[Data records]
##############################

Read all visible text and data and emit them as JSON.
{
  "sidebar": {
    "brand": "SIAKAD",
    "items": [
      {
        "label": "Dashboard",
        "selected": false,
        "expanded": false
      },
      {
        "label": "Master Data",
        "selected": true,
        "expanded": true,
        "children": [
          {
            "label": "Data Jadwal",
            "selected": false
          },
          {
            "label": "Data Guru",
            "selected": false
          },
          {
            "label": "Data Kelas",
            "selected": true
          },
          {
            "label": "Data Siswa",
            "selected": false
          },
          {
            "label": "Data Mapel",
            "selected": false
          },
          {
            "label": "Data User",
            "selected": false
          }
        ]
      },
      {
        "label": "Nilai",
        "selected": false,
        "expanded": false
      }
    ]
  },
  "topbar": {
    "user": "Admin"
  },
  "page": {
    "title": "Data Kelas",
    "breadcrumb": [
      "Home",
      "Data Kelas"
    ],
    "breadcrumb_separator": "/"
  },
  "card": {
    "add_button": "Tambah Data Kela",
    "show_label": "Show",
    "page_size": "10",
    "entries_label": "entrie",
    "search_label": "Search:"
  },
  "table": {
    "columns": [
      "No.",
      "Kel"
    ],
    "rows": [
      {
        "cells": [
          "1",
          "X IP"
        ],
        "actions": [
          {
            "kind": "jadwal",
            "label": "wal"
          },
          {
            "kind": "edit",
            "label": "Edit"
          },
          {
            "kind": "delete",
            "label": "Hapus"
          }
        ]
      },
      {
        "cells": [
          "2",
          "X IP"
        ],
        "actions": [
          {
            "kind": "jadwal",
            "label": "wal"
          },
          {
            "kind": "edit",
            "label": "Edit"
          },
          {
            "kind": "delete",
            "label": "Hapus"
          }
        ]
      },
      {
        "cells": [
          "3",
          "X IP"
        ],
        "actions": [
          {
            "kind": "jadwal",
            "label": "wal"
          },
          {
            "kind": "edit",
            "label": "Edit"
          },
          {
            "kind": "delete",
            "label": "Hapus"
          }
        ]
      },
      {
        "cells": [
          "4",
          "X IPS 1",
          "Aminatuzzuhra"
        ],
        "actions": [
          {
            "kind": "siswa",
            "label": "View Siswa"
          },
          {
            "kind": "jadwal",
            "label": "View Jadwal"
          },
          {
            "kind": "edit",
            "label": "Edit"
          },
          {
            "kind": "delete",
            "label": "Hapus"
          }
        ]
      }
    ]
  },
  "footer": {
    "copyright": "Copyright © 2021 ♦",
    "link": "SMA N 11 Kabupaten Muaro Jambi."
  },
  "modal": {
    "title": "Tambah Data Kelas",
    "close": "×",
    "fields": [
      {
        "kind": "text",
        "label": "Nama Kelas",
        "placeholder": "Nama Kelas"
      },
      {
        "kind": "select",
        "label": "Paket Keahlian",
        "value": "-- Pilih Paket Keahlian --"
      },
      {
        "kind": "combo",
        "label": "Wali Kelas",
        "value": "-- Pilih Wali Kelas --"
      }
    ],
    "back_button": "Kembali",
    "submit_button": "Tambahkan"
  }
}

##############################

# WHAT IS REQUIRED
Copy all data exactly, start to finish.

# YOUR SOLUTION
Read all visible text and data and emit them as JSON.
{
  "sidebar": {
    "brand": "SIAKAD",
    "items": [
      {
        "label": "Dashboard",
        "selected": false,
        "expanded": false
      },
      {
        "label": "Master Data",
        "selected": true,
        "expanded": true,
        "children": [
          {
            "label": "Data Jadwal",
            "selected": false
          },
          {
            "label": "Data Guru",
            "selected": false
          },
          {
            "label": "Data Kelas",
            "selected": true
          },
          {
            "label": "Data Siswa",
            "selected": false
          },
          {
            "label": "Data Mapel",
            "selected": false
          },
          {
            "label": "Data User",
            "selected": false
          }
        ]
      },
      {
        "label": "Nilai",
        "selected": false,
        "expanded": false
      }
    ]
  },
  "topbar": {
    "user": "Admin"
  },
  "page": {
    "title": "Data Kelas",
    "breadcrumb": [
      "Home",
      "Data Kelas"
    ],
    "breadcrumb_separator": "/"
  },
  "card": {
    "add_button": "Tambah Data Kela",
    "show_label": "Show",
    "page_size": "10",
    "entries_label": "entrie",
    "search_label": "Search:"
  },
  "table": {
    "columns": [
      "No.",
      "Kel"
    ],
    "rows": [
      {
        "cells": [
          "1",
          "X IP"
        ],
        "actions": [
          {
            "kind": "jadwal",
            "label": "wal"
          },
          {
            "kind": "edit",
            "label": "Edit"
          },
          {
            "kind": "delete",
            "label": "Hapus"
          }
        ]
      },
      {
        "cells": [
          "2",
          "X IP"
        ],
        "actions": [
          {
            "kind": "jadwal",
            "label": "wal"
          },
          {
            "kind": "edit",
            "label": "Edit"
          },
          {
            "kind": "delete",
            "label": "Hapus"
          }
        ]
      },
      {
        "cells": [
          "3",
          "X IP"
        ],
        "actions": [
          {
            "kind": "jadwal",
            "label": "wal"
          },
          {
            "kind": "edit",
            "label": "Edit"
          },
          {
            "kind": "delete",
            "label": "Hapus"
          }
        ]
      },
      {
        "cells": [
          "4",
          "X IPS 1",
          "Aminatuzzuhra"
        ],
        "actions": [
          {
            "kind": "siswa",
            "label": "View Siswa"
          },
          {
            "kind": "jadwal",
            "label": "View Jadwal"
          },
          {
            "kind": "edit",
            "label": "Edit"
          },
          {
            "kind": "delete",
            "label": "Hapus"
          }
        ]
      }
    ]
  },
  "footer": {
    "copyright": "Copyright © 2021 ♦",
    "link": "SMA N 11 Kabupaten Muaro Jambi."
  },
  "modal": {
    "title": "Tambah Data Kelas",
    "close": "×",
    "fields": [
      {
        "kind": "text",
        "label": "Nama Kelas",
        "placeholder": "Nama Kelas"
      },
      {
        "kind": "select",
        "label": "Paket Keahlian",
        "value": "-- Pilih Paket Keahlian --"
      },
      {
        "kind": "combo",
        "label": "Wali Kelas",
        "value": "-- Pilih Wali Kelas --"
      }
    ],
    "back_button": "Kembali",
    "submit_button": "Tambahkan"
  }
}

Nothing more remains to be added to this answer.